ASSIGNMENT> Omitting the pictures, print every line below exactly as it stands.

BEGIN EXERCISE DATA

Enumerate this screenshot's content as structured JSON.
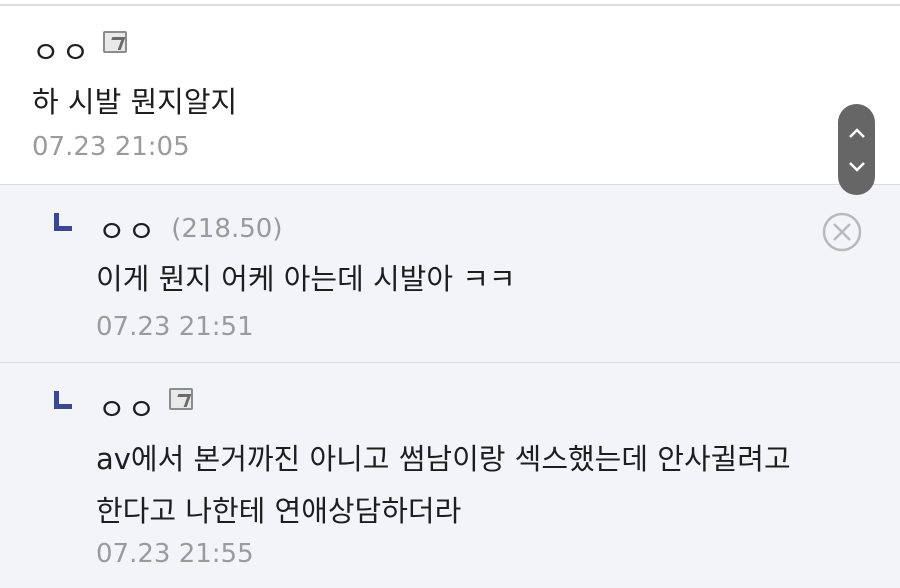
{
  "comments": [
    {
      "author": "ㅇㅇ",
      "text_lines": [
        "하 시발 뭔지알지"
      ],
      "time": "07.23 21:05"
    },
    {
      "author": "ㅇㅇ",
      "ip": "(218.50)",
      "text_lines": [
        "이게 뭔지 어케 아는데 시발아 ㅋㅋ"
      ],
      "time": "07.23 21:51"
    },
    {
      "author": "ㅇㅇ",
      "text_lines": [
        "av에서 본거까진 아니고 썸남이랑 섹스했는데 안사귈려고",
        "한다고 나한테 연애상담하더라"
      ],
      "time": "07.23 21:55"
    }
  ],
  "icons": {
    "fixed_user": "fixed-nickname-icon",
    "reply": "reply-arrow-icon",
    "delete": "delete-circle-x-icon",
    "scroll_up": "chevron-up-icon",
    "scroll_down": "chevron-down-icon"
  },
  "colors": {
    "reply_bg": "#f3f4f8",
    "reply_arrow": "#3b4890",
    "time_text": "#9b9b9b",
    "scroll_ctl": "#666666"
  }
}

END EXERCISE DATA

WRITTEN SOLUTION>
Enumerate this screenshot's content as structured JSON.
{
  "comments": [
    {
      "author": "ㅇㅇ",
      "text_lines": [
        "하 시발 뭔지알지"
      ],
      "time": "07.23 21:05"
    },
    {
      "author": "ㅇㅇ",
      "ip": "(218.50)",
      "text_lines": [
        "이게 뭔지 어케 아는데 시발아 ㅋㅋ"
      ],
      "time": "07.23 21:51"
    },
    {
      "author": "ㅇㅇ",
      "text_lines": [
        "av에서 본거까진 아니고 썸남이랑 섹스했는데 안사귈려고",
        "한다고 나한테 연애상담하더라"
      ],
      "time": "07.23 21:55"
    }
  ],
  "icons": {
    "fixed_user": "fixed-nickname-icon",
    "reply": "reply-arrow-icon",
    "delete": "delete-circle-x-icon",
    "scroll_up": "chevron-up-icon",
    "scroll_down": "chevron-down-icon"
  },
  "colors": {
    "reply_bg": "#f3f4f8",
    "reply_arrow": "#3b4890",
    "time_text": "#9b9b9b",
    "scroll_ctl": "#666666"
  }
}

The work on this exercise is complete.